Emsworth, Dashields, and Montgomery (EDM) Locks and Dams have provided safe and reliable navigation for over 80 years on the upper Ohio River in Pennsylvania. EDM lock chambers have become structurally unreliable and are the smallest locks of the modernized Ohio River System. The Feasibility Study/Environmental Impact Statement recommends a plan to maintain safe, reliable, efficient, and sustainable navigation at the head of the Ohio River through 2070.
The EDM facilities are central to the Port of Pittsburgh, the nation’s second busiest inland port, with over 45,000 directly related jobs and 218,000 total jobs generated.
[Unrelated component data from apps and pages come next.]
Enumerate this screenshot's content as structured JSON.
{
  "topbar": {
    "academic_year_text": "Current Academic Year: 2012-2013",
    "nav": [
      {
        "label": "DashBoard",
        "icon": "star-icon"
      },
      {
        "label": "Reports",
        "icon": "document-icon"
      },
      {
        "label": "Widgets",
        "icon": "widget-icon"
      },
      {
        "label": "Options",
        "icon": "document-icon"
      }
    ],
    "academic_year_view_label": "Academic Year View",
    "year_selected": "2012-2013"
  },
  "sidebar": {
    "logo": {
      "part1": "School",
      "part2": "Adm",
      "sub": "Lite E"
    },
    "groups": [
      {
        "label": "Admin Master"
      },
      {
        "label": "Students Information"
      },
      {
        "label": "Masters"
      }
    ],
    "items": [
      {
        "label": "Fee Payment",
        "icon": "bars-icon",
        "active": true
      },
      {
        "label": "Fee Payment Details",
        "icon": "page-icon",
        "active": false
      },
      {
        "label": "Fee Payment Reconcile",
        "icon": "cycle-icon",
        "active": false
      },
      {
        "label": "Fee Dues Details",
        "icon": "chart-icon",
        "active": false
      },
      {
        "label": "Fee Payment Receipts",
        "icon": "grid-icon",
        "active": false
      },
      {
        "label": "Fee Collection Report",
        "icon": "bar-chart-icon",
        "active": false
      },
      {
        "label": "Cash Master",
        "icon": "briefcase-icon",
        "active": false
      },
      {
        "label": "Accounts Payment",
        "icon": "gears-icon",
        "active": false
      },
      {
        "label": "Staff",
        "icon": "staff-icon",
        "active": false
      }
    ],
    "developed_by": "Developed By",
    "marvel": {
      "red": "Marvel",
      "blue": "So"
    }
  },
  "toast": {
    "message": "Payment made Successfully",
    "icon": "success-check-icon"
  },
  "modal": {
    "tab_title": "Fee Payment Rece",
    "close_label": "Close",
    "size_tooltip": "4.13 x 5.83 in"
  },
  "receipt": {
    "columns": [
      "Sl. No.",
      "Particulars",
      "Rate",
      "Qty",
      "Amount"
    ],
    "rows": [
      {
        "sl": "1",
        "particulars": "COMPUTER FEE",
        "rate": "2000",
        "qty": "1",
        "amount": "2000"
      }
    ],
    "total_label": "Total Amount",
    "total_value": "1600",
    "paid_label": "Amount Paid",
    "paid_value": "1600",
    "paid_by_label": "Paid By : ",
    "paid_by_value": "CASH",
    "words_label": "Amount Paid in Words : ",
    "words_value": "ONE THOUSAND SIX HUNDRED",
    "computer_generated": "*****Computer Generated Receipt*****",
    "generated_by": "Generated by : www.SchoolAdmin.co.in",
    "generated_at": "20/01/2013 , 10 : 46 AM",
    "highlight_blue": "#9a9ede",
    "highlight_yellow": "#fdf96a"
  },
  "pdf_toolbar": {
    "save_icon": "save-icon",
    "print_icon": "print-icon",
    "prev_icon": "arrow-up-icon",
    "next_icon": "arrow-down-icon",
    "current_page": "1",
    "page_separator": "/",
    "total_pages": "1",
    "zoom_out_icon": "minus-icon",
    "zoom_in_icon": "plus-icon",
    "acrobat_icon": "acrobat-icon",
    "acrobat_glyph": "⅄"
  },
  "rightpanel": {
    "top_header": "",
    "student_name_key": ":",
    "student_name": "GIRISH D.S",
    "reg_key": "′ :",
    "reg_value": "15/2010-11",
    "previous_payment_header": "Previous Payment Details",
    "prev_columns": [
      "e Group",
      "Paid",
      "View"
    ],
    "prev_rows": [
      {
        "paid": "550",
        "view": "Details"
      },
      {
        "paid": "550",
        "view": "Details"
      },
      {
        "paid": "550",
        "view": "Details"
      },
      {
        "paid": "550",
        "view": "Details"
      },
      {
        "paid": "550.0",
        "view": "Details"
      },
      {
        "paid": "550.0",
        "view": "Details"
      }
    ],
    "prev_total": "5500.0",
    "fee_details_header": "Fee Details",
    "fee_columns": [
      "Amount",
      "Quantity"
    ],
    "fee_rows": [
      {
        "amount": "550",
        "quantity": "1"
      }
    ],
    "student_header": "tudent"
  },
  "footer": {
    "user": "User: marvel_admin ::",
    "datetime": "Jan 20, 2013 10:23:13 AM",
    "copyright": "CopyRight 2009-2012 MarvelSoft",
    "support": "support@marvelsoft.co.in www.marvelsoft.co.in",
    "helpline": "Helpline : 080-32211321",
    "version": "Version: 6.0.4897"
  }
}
Commercial traffic is expected to grow slowly over the next 50 years. A critical structural failure of any of the EDM lock chambers would shut down navigation for years between the Ohio River System and the Monongahela and Allegheny River Navigation Systems. A multi-year closure would be ruinous to the navigation industry and users dependent on the river systems, and rerouting of bulk commodities to road and rail would adversely affect that infrastructure. Significant environmental impacts to the highly populated and industrialized Southwest Pennsylvania region would result, including impacts to water quality, water supply, and recreation provided by the EDM pools.
The study considered a wide variety of navigation improvement alternatives ranging from maintenance actions through total replacement. Any plan that would require a multi-year closure of the existing main chamber during construction is not economically tenable. Nine Lock Modernization Alternatives and an Advance Maintenance Alternative were addressed in detail. The study recommends the National Economic Development (NED) Plan - “Lock Modernization Alternative 7.” This plan entails constructing a new lock chamber equal in size to the existing main chamber (110’ x 600’) at each EDM facility. The small auxiliary chambers and portions of the dams will be sacrificed to provide room for the new main chambers. All of the existing main (land) chambers will be retained as auxiliaries in a Reactive Maintenance (fix-as-fails) mode. Ecosystem restoration projects were also considered with the navigation study, but no commitment from a non-federal cost-share partner was obtained to lead to a recommended combined plan.
Lock construction will impact areas of riverbed and about six additional acres of land-based support at each facility. Alternative construction support sites were evaluated, including Phase I and II Hazardous, Toxic, and Radiological Waste investigations. Appropriate mitigation for aquatic and terrestrial mitigation is recommended with monitoring and adaptive management. No change in floodplain impacts are anticipated from the project.
The Recommended Plan for all three facilities will cost $2.32 billion based on October 2014 price levels and a 3.5 percent discount rate, and has a Benefit-to-Cost Ratio of 2.6-to-1. The cost is fully federal, shared 50/50 between the US Treasury General Fund and the Inland Waterways Trust Fund. Construction can begin as early as 2019 and run concurrently at all three facilities for six years under an efficient funding scenario.
REPORT DOCUMENTATION: Pertinent documentation on the project, the results of the Civil Works Review Board, and subsequent Washington-Level Review Actions, are listed below (items not linked will be provided when available):